**Problem requirements**
Print the line containing "Enumerate this screenshot's" and all lines after it to the end of the records below, exactly as written. No pictures.

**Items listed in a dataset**
_ _ _
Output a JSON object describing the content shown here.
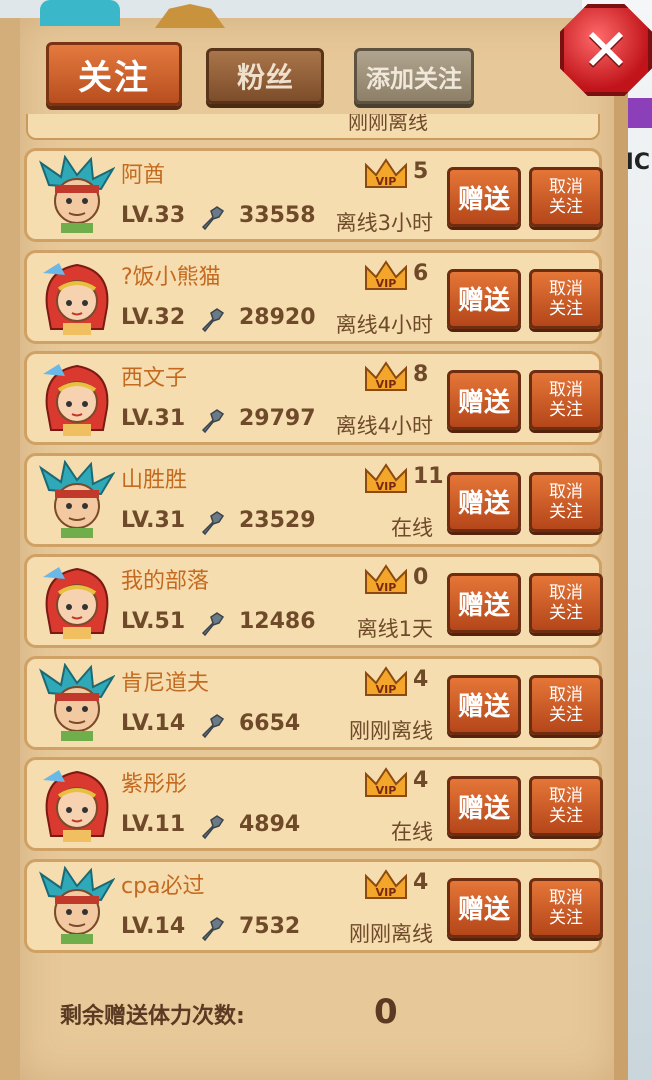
{
  "tabs": {
    "follow": "关注",
    "fans": "粉丝",
    "add_follow": "添加关注"
  },
  "bg_right_text": "IC",
  "partial_row_status": "刚刚离线",
  "buttons": {
    "gift": "赠送",
    "unfollow_line1": "取消",
    "unfollow_line2": "关注"
  },
  "friends": [
    {
      "name": "阿酋",
      "level": "LV.33",
      "power": "33558",
      "vip": "5",
      "status": "离线3小时",
      "avatar": "boy"
    },
    {
      "name": "?饭小熊猫",
      "level": "LV.32",
      "power": "28920",
      "vip": "6",
      "status": "离线4小时",
      "avatar": "girl"
    },
    {
      "name": "西文子",
      "level": "LV.31",
      "power": "29797",
      "vip": "8",
      "status": "离线4小时",
      "avatar": "girl"
    },
    {
      "name": "山胜胜",
      "level": "LV.31",
      "power": "23529",
      "vip": "11",
      "status": "在线",
      "avatar": "boy"
    },
    {
      "name": "我的部落",
      "level": "LV.51",
      "power": "12486",
      "vip": "0",
      "status": "离线1天",
      "avatar": "girl"
    },
    {
      "name": "肯尼道夫",
      "level": "LV.14",
      "power": "6654",
      "vip": "4",
      "status": "刚刚离线",
      "avatar": "boy"
    },
    {
      "name": "紫彤彤",
      "level": "LV.11",
      "power": "4894",
      "vip": "4",
      "status": "在线",
      "avatar": "girl"
    },
    {
      "name": "cpa必过",
      "level": "LV.14",
      "power": "7532",
      "vip": "4",
      "status": "刚刚离线",
      "avatar": "boy"
    }
  ],
  "footer": {
    "label": "剩余赠送体力次数:",
    "count": "0"
  },
  "colors": {
    "button_orange": "#e57638",
    "close_red": "#c0141a",
    "parchment": "#e7c899",
    "row_bg": "#f6ddaf"
  }
}
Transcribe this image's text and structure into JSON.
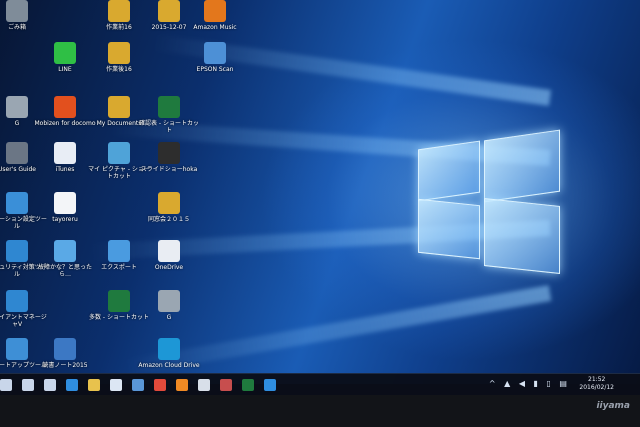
{
  "desktop": {
    "icons": [
      {
        "label": "ごみ箱",
        "icon": "recycle-bin-icon",
        "color": "#7f8c99"
      },
      {
        "label": "作業前16",
        "icon": "folder-icon",
        "color": "#d9a92f"
      },
      {
        "label": "2015-12-07",
        "icon": "folder-icon",
        "color": "#d9a92f"
      },
      {
        "label": "Amazon Music",
        "icon": "amazon-music-icon",
        "color": "#e3771c"
      },
      {
        "label": "LINE",
        "icon": "line-app-icon",
        "color": "#2fbf45"
      },
      {
        "label": "作業後16",
        "icon": "folder-icon",
        "color": "#d9a92f"
      },
      {
        "label": "EPSON Scan",
        "icon": "scanner-icon",
        "color": "#4d90d6"
      },
      {
        "label": "G",
        "icon": "drive-icon",
        "color": "#9aa6b2"
      },
      {
        "label": "Mobizen for docomo",
        "icon": "mobizen-icon",
        "color": "#e2501e"
      },
      {
        "label": "My Documents",
        "icon": "documents-folder-icon",
        "color": "#d9a92f"
      },
      {
        "label": "確認表 - ショートカット",
        "icon": "excel-shortcut-icon",
        "color": "#1f7a3e"
      },
      {
        "label": "User's Guide",
        "icon": "help-icon",
        "color": "#6b7685"
      },
      {
        "label": "iTunes",
        "icon": "itunes-icon",
        "color": "#e8edf5"
      },
      {
        "label": "マイ ピクチャ - ショートカット",
        "icon": "pictures-shortcut-icon",
        "color": "#4fa3d8"
      },
      {
        "label": "スライドショーhoka",
        "icon": "slideshow-icon",
        "color": "#2d2d2d"
      },
      {
        "label": "ステーション設定ツール",
        "icon": "station-settings-icon",
        "color": "#3a8fd8"
      },
      {
        "label": "tayoreru",
        "icon": "tayoreru-icon",
        "color": "#f3f5f8"
      },
      {
        "label": "同窓会２０１５",
        "icon": "folder-icon",
        "color": "#d9a92f"
      },
      {
        "label": "セキュリティ対策ツール",
        "icon": "security-tool-icon",
        "color": "#2f87d1"
      },
      {
        "label": "故障かな？と思ったら…",
        "icon": "troubleshoot-icon",
        "color": "#5aa9e6"
      },
      {
        "label": "エクスポート",
        "icon": "export-icon",
        "color": "#4a9be0"
      },
      {
        "label": "OneDrive",
        "icon": "onedrive-icon",
        "color": "#e9edf3"
      },
      {
        "label": "クライアントマネージャV",
        "icon": "wifi-manager-icon",
        "color": "#2f87d1"
      },
      {
        "label": "多数 - ショートカット",
        "icon": "excel-shortcut-icon",
        "color": "#1f7a3e"
      },
      {
        "label": "G",
        "icon": "drive-icon",
        "color": "#9aa6b2"
      },
      {
        "label": "スタートアップツール",
        "icon": "startup-tool-icon",
        "color": "#3e8fd6"
      },
      {
        "label": "読書ノート2015",
        "icon": "notebook-icon",
        "color": "#3c78c4"
      },
      {
        "label": "Amazon Cloud Drive",
        "icon": "cloud-drive-icon",
        "color": "#1d97d6"
      }
    ]
  },
  "taskbar": {
    "start": {
      "icon": "windows-logo-icon"
    },
    "pinned": [
      {
        "name": "search-icon",
        "color": "#c9d6ea"
      },
      {
        "name": "task-view-icon",
        "color": "#c9d6ea"
      },
      {
        "name": "edge-icon",
        "color": "#2f8ee0"
      },
      {
        "name": "file-explorer-icon",
        "color": "#e8c24d"
      },
      {
        "name": "store-icon",
        "color": "#dce6f4"
      },
      {
        "name": "photos-icon",
        "color": "#5a97d8"
      },
      {
        "name": "chrome-icon",
        "color": "#e24a3b"
      },
      {
        "name": "firefox-icon",
        "color": "#f08a24"
      },
      {
        "name": "media-icon",
        "color": "#d8dfe9"
      },
      {
        "name": "mail-icon",
        "color": "#c74e4e"
      },
      {
        "name": "excel-icon",
        "color": "#1f7a3e"
      },
      {
        "name": "onedrive-icon",
        "color": "#2f8ee0"
      }
    ],
    "tray_icons": "^ ▲ ◀ ▮ ▯ ▤",
    "clock_time": "21:52",
    "clock_date": "2016/02/12"
  },
  "monitor": {
    "brand": "iiyama"
  }
}
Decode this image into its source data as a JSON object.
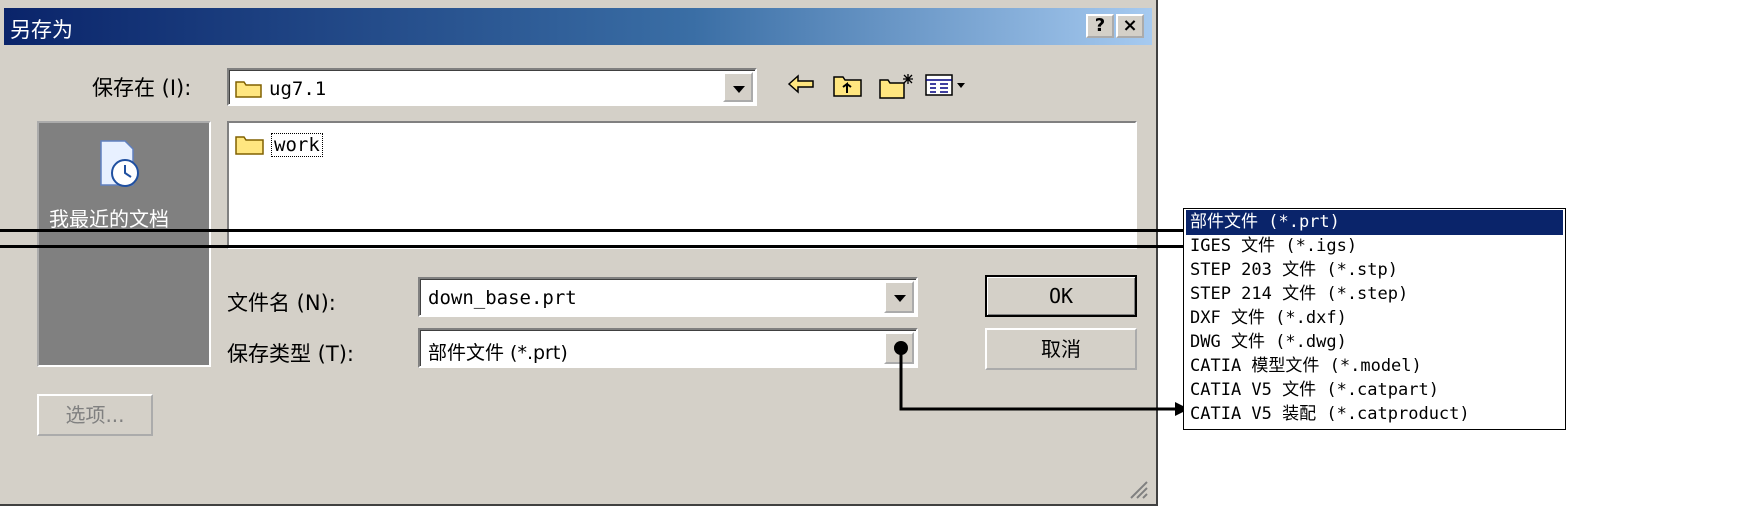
{
  "dialog": {
    "title": "另存为",
    "help_button": "?",
    "close_button": "×",
    "save_in_label": "保存在 (I):",
    "save_in_value": "ug7.1",
    "places": {
      "recent_label": "我最近的文档"
    },
    "files": [
      {
        "name": "work"
      }
    ],
    "filename_label": "文件名 (N):",
    "filename_value": "down_base.prt",
    "filetype_label": "保存类型 (T):",
    "filetype_value": "部件文件 (*.prt)",
    "ok_label": "OK",
    "cancel_label": "取消",
    "options_label": "选项..."
  },
  "filetype_options": [
    "部件文件 (*.prt)",
    "IGES 文件 (*.igs)",
    "STEP 203 文件 (*.stp)",
    "STEP 214 文件 (*.step)",
    "DXF 文件 (*.dxf)",
    "DWG 文件 (*.dwg)",
    "CATIA 模型文件 (*.model)",
    "CATIA V5 文件 (*.catpart)",
    "CATIA V5 装配 (*.catproduct)"
  ],
  "selected_index": 0,
  "colors": {
    "titlebar": "#0a246a",
    "selection": "#0a246a",
    "face": "#d4d0c8"
  }
}
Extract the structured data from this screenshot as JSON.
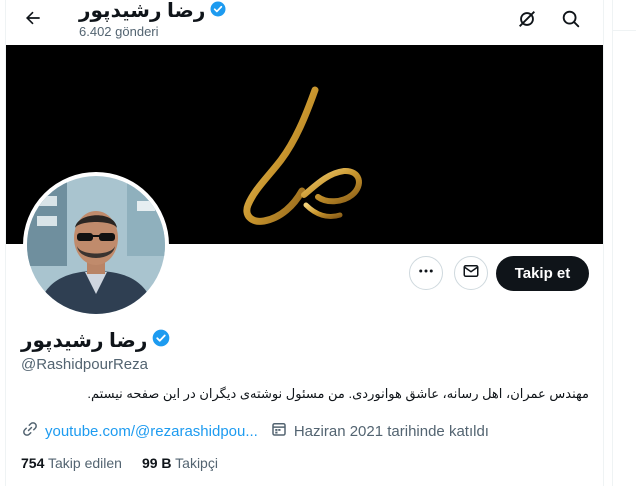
{
  "header": {
    "display_name": "رضا رشیدپور",
    "posts_count": "6.402 gönderi"
  },
  "banner": {
    "bg": "#000000",
    "logo_color": "#c9962e"
  },
  "profile": {
    "display_name": "رضا رشیدپور",
    "handle": "@RashidpourReza",
    "bio": "مهندس عمران، اهل رسانه، عاشق هوانوردی. من مسئول نوشته‌ی دیگران در این صفحه نیستم.",
    "link_text": "youtube.com/@rezarashidpou...",
    "joined": "Haziran 2021 tarihinde katıldı",
    "following_count": "754",
    "following_label": "Takip edilen",
    "followers_count": "99 B",
    "followers_label": "Takipçi"
  },
  "actions": {
    "follow_label": "Takip et"
  },
  "icons": {
    "back": "back-arrow-icon",
    "verified": "verified-badge-icon",
    "grok": "grok-icon",
    "search": "search-icon",
    "more": "more-icon",
    "message": "message-icon",
    "link": "link-icon",
    "calendar": "calendar-icon"
  },
  "colors": {
    "accent": "#1d9bf0",
    "text": "#0f1419",
    "muted": "#536471"
  }
}
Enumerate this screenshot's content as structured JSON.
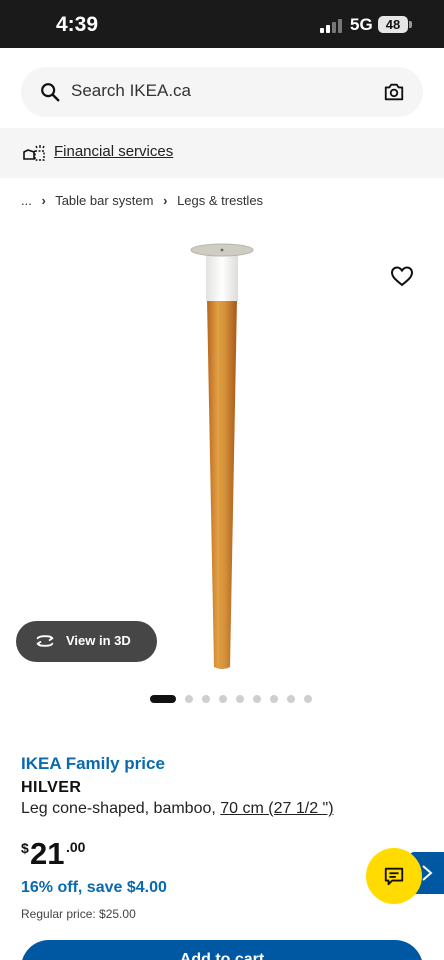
{
  "status_bar": {
    "time": "4:39",
    "network": "5G",
    "battery": "48"
  },
  "search": {
    "placeholder": "Search IKEA.ca"
  },
  "financial": {
    "link": "Financial services"
  },
  "breadcrumb": {
    "ellipsis": "...",
    "items": [
      "Table bar system",
      "Legs & trestles"
    ]
  },
  "view_3d": {
    "label": "View in 3D"
  },
  "carousel": {
    "total": 9,
    "active_index": 0
  },
  "product": {
    "family_label": "IKEA Family price",
    "name": "HILVER",
    "description": "Leg cone-shaped, bamboo, ",
    "size": "70 cm (27 1/2 \")",
    "currency": "$",
    "price_whole": "21",
    "price_decimal": ".00",
    "discount": "16% off, save $4.00",
    "regular_price": "Regular price: $25.00"
  },
  "cart": {
    "label": "Add to cart"
  },
  "colors": {
    "ikea_blue": "#0058a3",
    "link_blue": "#0a6ab0",
    "chat_yellow": "#ffdb00"
  },
  "icons": [
    "search-icon",
    "camera-icon",
    "financial-icon",
    "chevron-icon",
    "heart-icon",
    "rotate-3d-icon",
    "chat-icon",
    "arrow-right-icon"
  ]
}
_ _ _
**Response for this exercise**
Enumerate this screenshot's content as structured JSON.
{
  "status_bar": {
    "time": "4:39",
    "network": "5G",
    "battery": "48"
  },
  "search": {
    "placeholder": "Search IKEA.ca"
  },
  "financial": {
    "link": "Financial services"
  },
  "breadcrumb": {
    "ellipsis": "...",
    "items": [
      "Table bar system",
      "Legs & trestles"
    ]
  },
  "view_3d": {
    "label": "View in 3D"
  },
  "carousel": {
    "total": 9,
    "active_index": 0
  },
  "product": {
    "family_label": "IKEA Family price",
    "name": "HILVER",
    "description": "Leg cone-shaped, bamboo, ",
    "size": "70 cm (27 1/2 \")",
    "currency": "$",
    "price_whole": "21",
    "price_decimal": ".00",
    "discount": "16% off, save $4.00",
    "regular_price": "Regular price: $25.00"
  },
  "cart": {
    "label": "Add to cart"
  },
  "colors": {
    "ikea_blue": "#0058a3",
    "link_blue": "#0a6ab0",
    "chat_yellow": "#ffdb00"
  },
  "icons": [
    "search-icon",
    "camera-icon",
    "financial-icon",
    "chevron-icon",
    "heart-icon",
    "rotate-3d-icon",
    "chat-icon",
    "arrow-right-icon"
  ]
}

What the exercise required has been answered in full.